While runts start off much smaller and weaker compared to the other pups in the litter, this does not necessarily mean that they will remain small. If the runt is healthy, then it is likely to grow up to their regular breed size as soon as they begin eating solid food, as long as it does not develop any health issues.
It is quite common to see people choosing runts hoping that they will remain small in size. However, the size of the dog should not be judged when it is a puppy, whether it is a runt or not. If you’re looking for a small-sized dog, then it is advisable to go in for a small breed.
Are Runts Unhealthy?
Most often, people assume that runts are always unhealthy. However, this is not always the case. While it is true that some runts may be unhealthy, especially if they have been rejected a lot by their mother or have not received vital support after birth, they will probably be too unhealthy to survive. However, if the runt was cared for properly by the breeder after its birth, it is quite normal that the runt will be healthy and will live a healthy life.
Generally, runts are underweight. However, if the runt’s weight falls to less than 25% of what it should be for its breed and age, then this increases the risk of the runt dying. So, it is extremely important for the runt to get maximum nourishment and be examined by the vet properly.
Are Runts More Difficult to Train?
As long as your runt of the litter is healthy and is making good progress in terms of its size, weight and general well being, there will be no problem in the ability to train your dog. However, any puppy, whether it is a runt or not needs plenty of dedication, consistency and patience to train them. Your runt can be trained just like a regular pup. The key is the breed of dog you’re getting. This makes all the difference in its training. While some breeds are smart and extremely easy to train, others can be quite a challenge.
Does a Runt Live Longer?
Well, not really. If a runt gets through the critical stages, then it can typically live a normal, healthy and full life like any other dog. There is no scientific research to show that runts live longer than normal dogs. The life expectancy of the dog is determined by its breed, diet, exercise, health issues and overall well being.
Is a Runt Cheaper to Buy?
If you’re picking a runt of the litter, the price of the runt should be the same as any other puppy in the litter. If a breeder is quoting a cheaper price for the runt, then this should be a red flag. First of all, the runt should definitely not be more expensive than other pups. However, some unethical breeders may charge you more quoting the excuse that they have had to pay a lot of vet bills for the runt. Usually, health check ups are factored into the cost of the puppies and must be the same for the runt too.
And, if the breeder is charging less for the runt, then it could either mean that the breeder feels that the runt is not worth the price or the breeder knows that something is wrong with the runt, which is a cause for concern and you must confirm that the runt’s health is good before you actually pay the breeder. A good idea would be to have the runt checked by a vet first so that you don’t end up making a mistake.

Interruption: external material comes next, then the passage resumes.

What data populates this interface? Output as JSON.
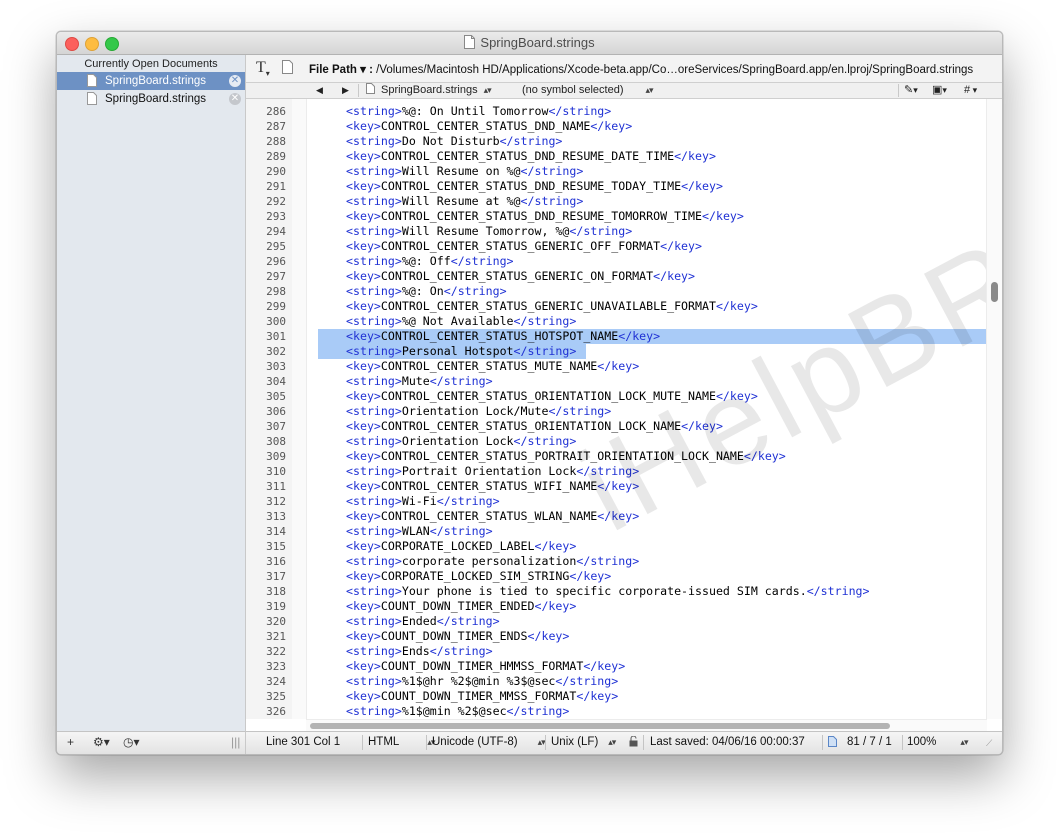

Are Runts More Aggressive?
When the runt is with its mother and siblings, in order to survive, it may have to fight and there is a chance that the runt may carry this behavior into adulthood too. However, this is not the case always as the breeder will step in and support the runt and help it to survive. And, this takes away the need to fight for survival. Also, most often, the runts who are sufficiently healthy and grow into adults become normal dogs very quickly and are not more aggressive compared to other pups.
The trait of aggressiveness usually is inherited by dogs from their parents and this is not a trait of being a runt. Dogs also become aggressive because of how they are raised by their owners. So, in short, runts aren’t likely to be more aggressive than the other pups in the litter.

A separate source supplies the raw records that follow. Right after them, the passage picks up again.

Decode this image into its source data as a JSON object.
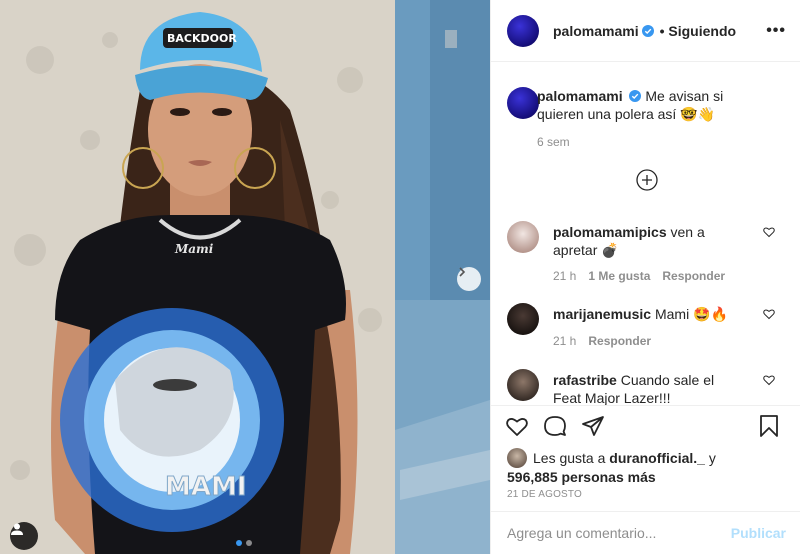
{
  "photo": {
    "cap_logo_text": "BACKDOOR",
    "necklace_text": "Mami",
    "shirt_text": "MAMI",
    "carousel_dots": 2,
    "active_dot": 0
  },
  "header": {
    "username": "palomamami",
    "separator": "•",
    "following": "Siguiendo",
    "more": "•••"
  },
  "caption": {
    "username": "palomamami",
    "text": "Me avisan si quieren una polera así 🤓👋",
    "time": "6 sem"
  },
  "comments": [
    {
      "username": "palomamamipics",
      "text": "ven a apretar 💣",
      "time": "21 h",
      "likes": "1 Me gusta",
      "reply": "Responder"
    },
    {
      "username": "marijanemusic",
      "text": "Mami 🤩🔥",
      "time": "21 h",
      "likes": "",
      "reply": "Responder"
    },
    {
      "username": "rafastribe",
      "text": "Cuando sale el Feat Major Lazer!!!",
      "time": "",
      "likes": "",
      "reply": ""
    }
  ],
  "likes": {
    "prefix": "Les gusta a",
    "user": "duranofficial._",
    "joiner": "y",
    "count": "596,885 personas más"
  },
  "date": "21 DE AGOSTO",
  "comment_box": {
    "placeholder": "Agrega un comentario...",
    "post_label": "Publicar"
  },
  "colors": {
    "accent": "#3897f0",
    "post_disabled": "#b2dffc",
    "meta": "#8e8e8e",
    "cap_blue": "#5bb6e8"
  }
}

In conclusion, the answer to the question, is it good to pick the runt of the litter? Is that it is perfectly ok to pick the runt as long as it is healthy and received the care after it was born. And, before you finally make your final decision, make sure that the runt has been checked by a vet.